IBM launches brain-inspired supercomputer with Lawrence Livermore National Laboratory

artificial intelligence, communication and futuristicIBM and Lawrence Livermore National Laboratory have launched a new project to build a brain-inspired supercomputing platform for deep learning inference.

The project will be built on IBM’s TrueNorth chip, which the company claims will process the equivalent of 16 million neurons and 4 billion synapses and consume the energy equivalent of a tablet computer. The neural network design of IBM’s Neuromorphic System aims to be able to infer complex cognitive tasks such as pattern recognition and integrated sensory processing in a much more economical manner than current chips.
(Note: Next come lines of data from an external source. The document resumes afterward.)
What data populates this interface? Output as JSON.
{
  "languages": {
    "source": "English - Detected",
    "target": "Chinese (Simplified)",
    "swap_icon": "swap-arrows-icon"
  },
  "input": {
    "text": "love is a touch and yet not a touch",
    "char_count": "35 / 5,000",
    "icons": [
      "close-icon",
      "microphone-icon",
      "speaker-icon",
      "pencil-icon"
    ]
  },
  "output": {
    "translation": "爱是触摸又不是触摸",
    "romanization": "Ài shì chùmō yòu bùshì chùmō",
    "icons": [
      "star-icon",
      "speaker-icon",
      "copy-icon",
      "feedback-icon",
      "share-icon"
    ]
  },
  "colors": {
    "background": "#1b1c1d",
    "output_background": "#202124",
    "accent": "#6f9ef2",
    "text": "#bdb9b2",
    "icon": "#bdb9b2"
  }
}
“The delivery of this advanced computing platform represents a major milestone as we enter the next era of cognitive computing,” said Dharmendra Modha, Chief Scientist for Brain-inspired Computing at IBM Research.   “We value our relationships with the national labs. In fact, prior to design and fabrication, we simulated the IBM TrueNorth processor using LLNL’s Sequoia supercomputer. This collaboration will push the boundaries of brain-inspired computing to enable future systems that deliver unprecedented capability and throughput, while helping to minimize the capital, operating and programming costs – keeping our nation at the leading edge of science and technology.”

The technology itself will be utilized in a number of different manners within the National Nuclear Security Administration (NNSA), including the organizations Stockpile Stewardship Program, a program of reliability testing and maintenance of its nuclear weapons without the use of nuclear testing.

“Neuromorphic computing opens very exciting new possibilities and is consistent with what we see as the future of the high performance computing and simulation at the heart of our national security missions,” said Jim Brase, Livermore National Laboratory’s Deputy Associate Director for Data Science. “The potential capabilities neuromorphic computing represents and the machine intelligence that these will enable will change how we do science.”

While Artificial Intelligence has been one of the more prominent trends in the cloud computing world, the success of the technology and PR stunts launched has been varied.

AlphaGo is an example of the success of AI, as Google Deepmind’s AI program beat world Go champion Lee Se-dol in a five match series. As traditional machine learning techniques could not be applied in this instance, the team combined an advanced tree search with deep neural network allowing the program to readjust its behaviour through reinforcement learning. The win came as a surprise to commentators, as the game Go relies on intuition and feel.

On the opposite end of the spectrum, Microsoft has had to release an apology after its twitter inspired AI stunt backfired. The program tweeted controversial comments as it was unable to grasp the politically incorrect nature of the messages it received from users, as reported by the Independent.